(The problem): What you return should be the entries, unchanged, without their pictures.

(Raw data):

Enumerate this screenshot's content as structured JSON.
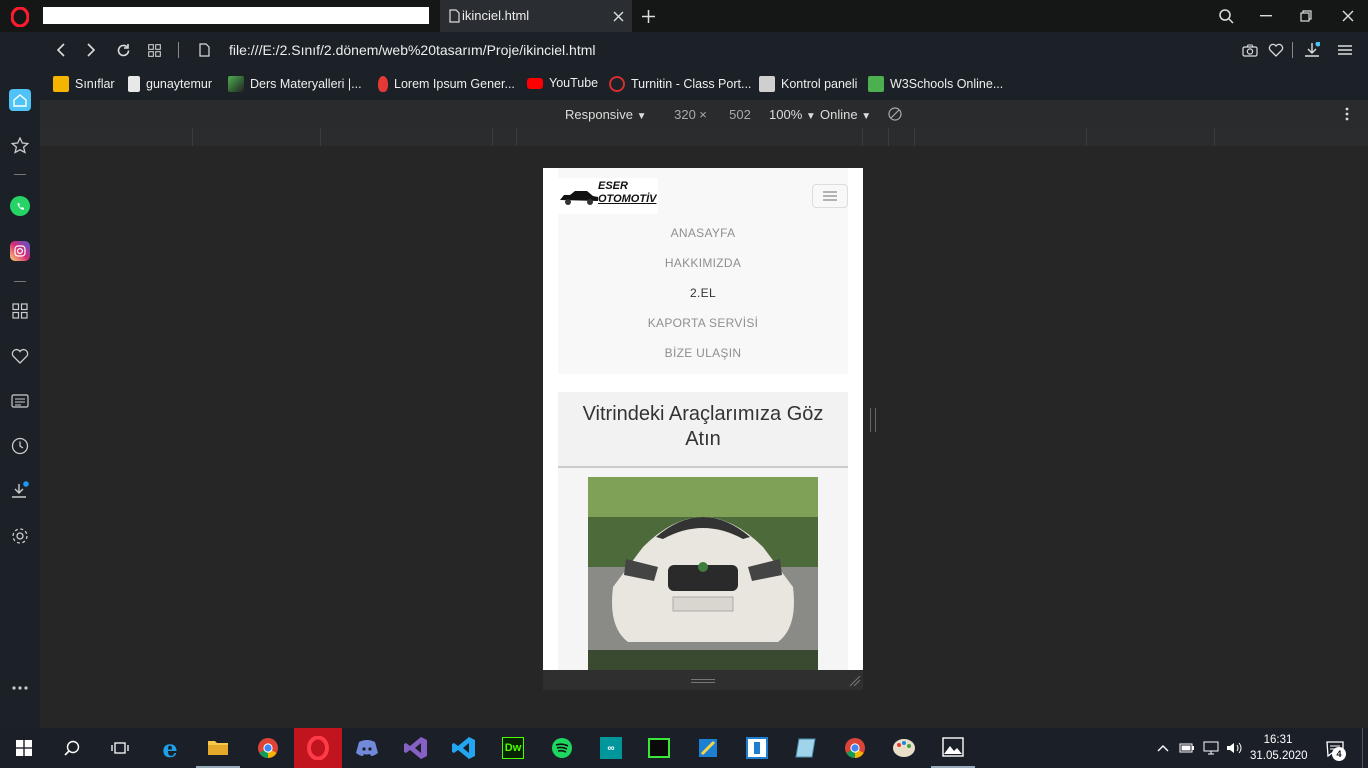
{
  "window": {
    "tab_title": "ikinciel.html",
    "url": "file:///E:/2.Sınıf/2.dönem/web%20tasarım/Proje/ikinciel.html"
  },
  "bookmarks": [
    {
      "label": "Sınıflar",
      "icon": "classroom-icon",
      "color": "#f4b400"
    },
    {
      "label": "gunaytemur",
      "icon": "page-icon",
      "color": "#e8e8e8"
    },
    {
      "label": "Ders Materyalleri |...",
      "icon": "materials-icon",
      "color": "#4caf50"
    },
    {
      "label": "Lorem Ipsum Gener...",
      "icon": "lorem-icon",
      "color": "#e53935"
    },
    {
      "label": "YouTube",
      "icon": "youtube-icon",
      "color": "#ff0000"
    },
    {
      "label": "Turnitin - Class Port...",
      "icon": "turnitin-icon",
      "color": "#d32f2f"
    },
    {
      "label": "Kontrol paneli",
      "icon": "control-panel-icon",
      "color": "#cfcfcf"
    },
    {
      "label": "W3Schools Online...",
      "icon": "w3schools-icon",
      "color": "#4caf50"
    }
  ],
  "devtools": {
    "mode": "Responsive",
    "width": "320",
    "times": "×",
    "height": "502",
    "zoom": "100%",
    "network": "Online"
  },
  "site": {
    "logo_line1": "ESER",
    "logo_line2": "OTOMOTİV",
    "nav": [
      "ANASAYFA",
      "HAKKIMIZDA",
      "2.EL",
      "KAPORTA SERVİSİ",
      "BİZE ULAŞIN"
    ],
    "active_nav": "2.EL",
    "heading": "Vitrindeki Araçlarımıza Göz Atın"
  },
  "taskbar": {
    "time": "16:31",
    "date": "31.05.2020",
    "notifications": "4"
  },
  "colors": {
    "accent": "#2196f3",
    "opera": "#ff1b2d"
  }
}
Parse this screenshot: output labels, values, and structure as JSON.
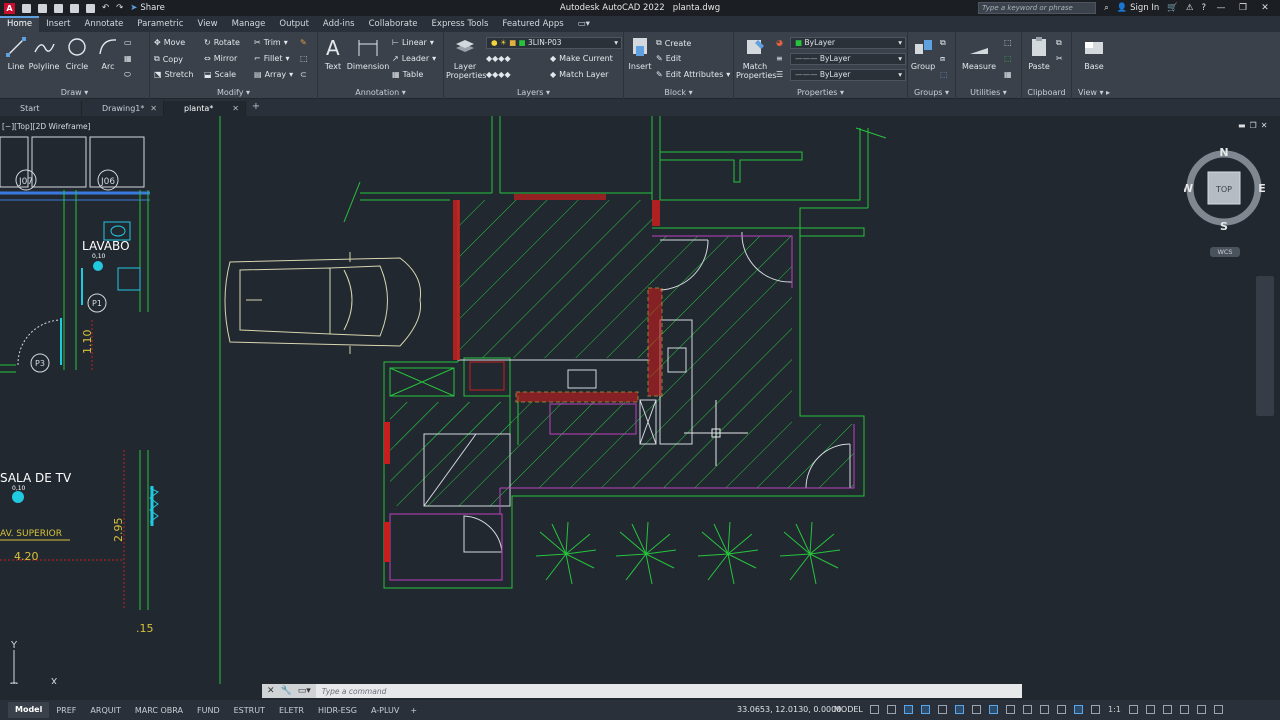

(Solution to this task):
Enumerate this screenshot's content as structured JSON.
{
  "window": {
    "tab_title": "ikinciel.html",
    "url": "file:///E:/2.Sınıf/2.dönem/web%20tasarım/Proje/ikinciel.html"
  },
  "bookmarks": [
    {
      "label": "Sınıflar",
      "icon": "classroom-icon",
      "color": "#f4b400"
    },
    {
      "label": "gunaytemur",
      "icon": "page-icon",
      "color": "#e8e8e8"
    },
    {
      "label": "Ders Materyalleri |...",
      "icon": "materials-icon",
      "color": "#4caf50"
    },
    {
      "label": "Lorem Ipsum Gener...",
      "icon": "lorem-icon",
      "color": "#e53935"
    },
    {
      "label": "YouTube",
      "icon": "youtube-icon",
      "color": "#ff0000"
    },
    {
      "label": "Turnitin - Class Port...",
      "icon": "turnitin-icon",
      "color": "#d32f2f"
    },
    {
      "label": "Kontrol paneli",
      "icon": "control-panel-icon",
      "color": "#cfcfcf"
    },
    {
      "label": "W3Schools Online...",
      "icon": "w3schools-icon",
      "color": "#4caf50"
    }
  ],
  "devtools": {
    "mode": "Responsive",
    "width": "320",
    "times": "×",
    "height": "502",
    "zoom": "100%",
    "network": "Online"
  },
  "site": {
    "logo_line1": "ESER",
    "logo_line2": "OTOMOTİV",
    "nav": [
      "ANASAYFA",
      "HAKKIMIZDA",
      "2.EL",
      "KAPORTA SERVİSİ",
      "BİZE ULAŞIN"
    ],
    "active_nav": "2.EL",
    "heading": "Vitrindeki Araçlarımıza Göz Atın"
  },
  "taskbar": {
    "time": "16:31",
    "date": "31.05.2020",
    "notifications": "4"
  },
  "colors": {
    "accent": "#2196f3",
    "opera": "#ff1b2d"
  }
}
Parse this screenshot: output labels, values, and structure as JSON.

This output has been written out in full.